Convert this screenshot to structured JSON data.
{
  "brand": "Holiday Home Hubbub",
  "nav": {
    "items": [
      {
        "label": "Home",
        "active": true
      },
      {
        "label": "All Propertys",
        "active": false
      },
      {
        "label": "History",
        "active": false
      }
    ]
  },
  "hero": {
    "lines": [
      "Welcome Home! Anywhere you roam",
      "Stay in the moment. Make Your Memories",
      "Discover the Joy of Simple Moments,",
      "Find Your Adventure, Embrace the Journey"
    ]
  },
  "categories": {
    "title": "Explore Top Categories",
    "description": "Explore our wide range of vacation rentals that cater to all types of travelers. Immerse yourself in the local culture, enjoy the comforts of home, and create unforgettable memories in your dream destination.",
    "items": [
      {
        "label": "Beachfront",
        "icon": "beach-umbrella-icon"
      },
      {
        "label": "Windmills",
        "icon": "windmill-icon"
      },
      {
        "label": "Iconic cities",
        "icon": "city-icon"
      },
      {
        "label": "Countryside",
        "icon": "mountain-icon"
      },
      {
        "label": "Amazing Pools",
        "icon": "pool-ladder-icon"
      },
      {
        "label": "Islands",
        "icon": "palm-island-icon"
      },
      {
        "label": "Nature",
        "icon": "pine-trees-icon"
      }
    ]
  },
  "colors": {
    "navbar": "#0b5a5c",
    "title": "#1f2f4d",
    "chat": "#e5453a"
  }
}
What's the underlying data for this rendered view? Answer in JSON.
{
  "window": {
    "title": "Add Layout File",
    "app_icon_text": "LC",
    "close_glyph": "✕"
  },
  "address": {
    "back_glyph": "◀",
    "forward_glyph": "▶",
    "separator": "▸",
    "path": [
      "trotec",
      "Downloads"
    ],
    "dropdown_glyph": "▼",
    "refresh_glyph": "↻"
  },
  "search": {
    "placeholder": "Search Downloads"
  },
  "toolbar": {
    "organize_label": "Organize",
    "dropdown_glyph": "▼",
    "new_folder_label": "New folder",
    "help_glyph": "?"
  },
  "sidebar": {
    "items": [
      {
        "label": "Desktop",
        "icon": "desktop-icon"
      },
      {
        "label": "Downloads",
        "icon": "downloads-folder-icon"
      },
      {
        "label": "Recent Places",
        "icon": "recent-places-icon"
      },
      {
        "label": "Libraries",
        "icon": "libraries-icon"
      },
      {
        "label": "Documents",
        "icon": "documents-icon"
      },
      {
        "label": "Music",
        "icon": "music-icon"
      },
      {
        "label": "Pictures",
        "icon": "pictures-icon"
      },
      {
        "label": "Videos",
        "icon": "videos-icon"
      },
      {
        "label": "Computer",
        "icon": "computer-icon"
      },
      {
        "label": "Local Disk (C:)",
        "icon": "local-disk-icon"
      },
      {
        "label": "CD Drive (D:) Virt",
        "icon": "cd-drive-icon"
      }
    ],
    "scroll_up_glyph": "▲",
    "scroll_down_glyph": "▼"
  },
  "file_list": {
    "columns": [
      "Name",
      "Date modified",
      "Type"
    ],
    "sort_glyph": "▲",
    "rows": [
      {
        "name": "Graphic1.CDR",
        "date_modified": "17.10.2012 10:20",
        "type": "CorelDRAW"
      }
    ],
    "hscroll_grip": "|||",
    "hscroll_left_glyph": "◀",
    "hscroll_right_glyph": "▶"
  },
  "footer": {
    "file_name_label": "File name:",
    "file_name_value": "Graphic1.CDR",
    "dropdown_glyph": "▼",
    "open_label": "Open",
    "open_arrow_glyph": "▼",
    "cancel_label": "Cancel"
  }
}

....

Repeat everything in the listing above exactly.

TASK SOLUTION
Convert this screenshot to structured JSON data.
{
  "brand": "Holiday Home Hubbub",
  "nav": {
    "items": [
      {
        "label": "Home",
        "active": true
      },
      {
        "label": "All Propertys",
        "active": false
      },
      {
        "label": "History",
        "active": false
      }
    ]
  },
  "hero": {
    "lines": [
      "Welcome Home! Anywhere you roam",
      "Stay in the moment. Make Your Memories",
      "Discover the Joy of Simple Moments,",
      "Find Your Adventure, Embrace the Journey"
    ]
  },
  "categories": {
    "title": "Explore Top Categories",
    "description": "Explore our wide range of vacation rentals that cater to all types of travelers. Immerse yourself in the local culture, enjoy the comforts of home, and create unforgettable memories in your dream destination.",
    "items": [
      {
        "label": "Beachfront",
        "icon": "beach-umbrella-icon"
      },
      {
        "label": "Windmills",
        "icon": "windmill-icon"
      },
      {
        "label": "Iconic cities",
        "icon": "city-icon"
      },
      {
        "label": "Countryside",
        "icon": "mountain-icon"
      },
      {
        "label": "Amazing Pools",
        "icon": "pool-ladder-icon"
      },
      {
        "label": "Islands",
        "icon": "palm-island-icon"
      },
      {
        "label": "Nature",
        "icon": "pine-trees-icon"
      }
    ]
  },
  "colors": {
    "navbar": "#0b5a5c",
    "title": "#1f2f4d",
    "chat": "#e5453a"
  }
}
What's the underlying data for this rendered view? Answer in JSON.
{
  "window": {
    "title": "Add Layout File",
    "app_icon_text": "LC",
    "close_glyph": "✕"
  },
  "address": {
    "back_glyph": "◀",
    "forward_glyph": "▶",
    "separator": "▸",
    "path": [
      "trotec",
      "Downloads"
    ],
    "dropdown_glyph": "▼",
    "refresh_glyph": "↻"
  },
  "search": {
    "placeholder": "Search Downloads"
  },
  "toolbar": {
    "organize_label": "Organize",
    "dropdown_glyph": "▼",
    "new_folder_label": "New folder",
    "help_glyph": "?"
  },
  "sidebar": {
    "items": [
      {
        "label": "Desktop",
        "icon": "desktop-icon"
      },
      {
        "label": "Downloads",
        "icon": "downloads-folder-icon"
      },
      {
        "label": "Recent Places",
        "icon": "recent-places-icon"
      },
      {
        "label": "Libraries",
        "icon": "libraries-icon"
      },
      {
        "label": "Documents",
        "icon": "documents-icon"
      },
      {
        "label": "Music",
        "icon": "music-icon"
      },
      {
        "label": "Pictures",
        "icon": "pictures-icon"
      },
      {
        "label": "Videos",
        "icon": "videos-icon"
      },
      {
        "label": "Computer",
        "icon": "computer-icon"
      },
      {
        "label": "Local Disk (C:)",
        "icon": "local-disk-icon"
      },
      {
        "label": "CD Drive (D:) Virt",
        "icon": "cd-drive-icon"
      }
    ],
    "scroll_up_glyph": "▲",
    "scroll_down_glyph": "▼"
  },
  "file_list": {
    "columns": [
      "Name",
      "Date modified",
      "Type"
    ],
    "sort_glyph": "▲",
    "rows": [
      {
        "name": "Graphic1.CDR",
        "date_modified": "17.10.2012 10:20",
        "type": "CorelDRAW"
      }
    ],
    "hscroll_grip": "|||",
    "hscroll_left_glyph": "◀",
    "hscroll_right_glyph": "▶"
  },
  "footer": {
    "file_name_label": "File name:",
    "file_name_value": "Graphic1.CDR",
    "dropdown_glyph": "▼",
    "open_label": "Open",
    "open_arrow_glyph": "▼",
    "cancel_label": "Cancel"
  }
}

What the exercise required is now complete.